Welcome to our Family here at TJN ~ Hope You will have a Lot of Fun with us --- as we have Great Talent, and Sounds at this very Special 24/7- J@zzClub !!
So nice to see You joining us from SJLN ...
The Jazz Network is exactly what the title suggests, a place where you get to mix and mingle with those who have not only an appreciation for Jazz but a forum to hear new up and coming artists as well. I've hooked up with so many of my old friends that I've lost contact with over the years here and it's been a great place to meet folk, appreciate good music and Musicianship. What an incredible idea!!
Pianist and singer Barbara Carroll was host Marian McPartland's second guest during the first season of Piano Jazz. Thirty years later, Carroll makes a return appearance to reminisce with her friend about their experiences at the Hickory House and the Oak Room. Carroll gives a charming performance of "Very Early" and McPartland improvises a musical portrait of her guest.
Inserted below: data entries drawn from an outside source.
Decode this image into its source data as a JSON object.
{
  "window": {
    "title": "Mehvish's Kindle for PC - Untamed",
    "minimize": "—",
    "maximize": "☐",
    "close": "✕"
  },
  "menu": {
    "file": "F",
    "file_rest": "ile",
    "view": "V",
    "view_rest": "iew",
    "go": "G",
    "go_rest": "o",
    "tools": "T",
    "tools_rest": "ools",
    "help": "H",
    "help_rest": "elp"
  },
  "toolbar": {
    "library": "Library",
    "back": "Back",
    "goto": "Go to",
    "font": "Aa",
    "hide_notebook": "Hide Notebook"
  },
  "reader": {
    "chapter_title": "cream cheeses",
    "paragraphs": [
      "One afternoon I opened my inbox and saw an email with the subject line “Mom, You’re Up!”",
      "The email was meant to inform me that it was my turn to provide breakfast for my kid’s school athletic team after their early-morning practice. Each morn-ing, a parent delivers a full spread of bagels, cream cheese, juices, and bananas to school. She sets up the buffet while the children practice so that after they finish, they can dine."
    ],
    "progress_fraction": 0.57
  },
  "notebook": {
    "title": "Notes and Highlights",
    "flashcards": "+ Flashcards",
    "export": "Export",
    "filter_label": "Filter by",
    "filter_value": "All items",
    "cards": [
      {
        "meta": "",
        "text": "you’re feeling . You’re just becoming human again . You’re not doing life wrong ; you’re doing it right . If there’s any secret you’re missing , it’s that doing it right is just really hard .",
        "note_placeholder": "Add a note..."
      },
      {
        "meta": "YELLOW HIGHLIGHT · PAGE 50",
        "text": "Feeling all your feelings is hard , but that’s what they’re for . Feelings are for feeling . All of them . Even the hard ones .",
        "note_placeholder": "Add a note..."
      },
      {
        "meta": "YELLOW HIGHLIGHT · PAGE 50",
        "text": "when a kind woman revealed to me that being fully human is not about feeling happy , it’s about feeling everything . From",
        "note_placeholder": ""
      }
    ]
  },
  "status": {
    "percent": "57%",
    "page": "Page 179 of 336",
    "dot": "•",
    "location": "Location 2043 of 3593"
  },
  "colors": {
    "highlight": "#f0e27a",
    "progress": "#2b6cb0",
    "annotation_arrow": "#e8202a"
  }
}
The great composer and bandleader was distraught over the 1967 death of Billy Strayhorn, his songwriting and arranging partner of 28 years. But Ellington took Strayhorn's passing as an impetus, born of necessity, to increase his own productivity. Here are five examples.
At the Village Vanguard, one flight down from the hubbub of New York City, in a tight space packed with people, we're about to embark on a musical odyssey by sea. Our captain is saxophonist Chris Potter, who's launching his Odyssey-inspired album The Sirens.
Divine: The Jazz Albums, 1954-1958 packs four CDs with Vaughan's music, recorded live or in the studio with bands big and small. Two live albums from Chicago nightclubs are standouts, partly when a performance threatens to slide off the rails.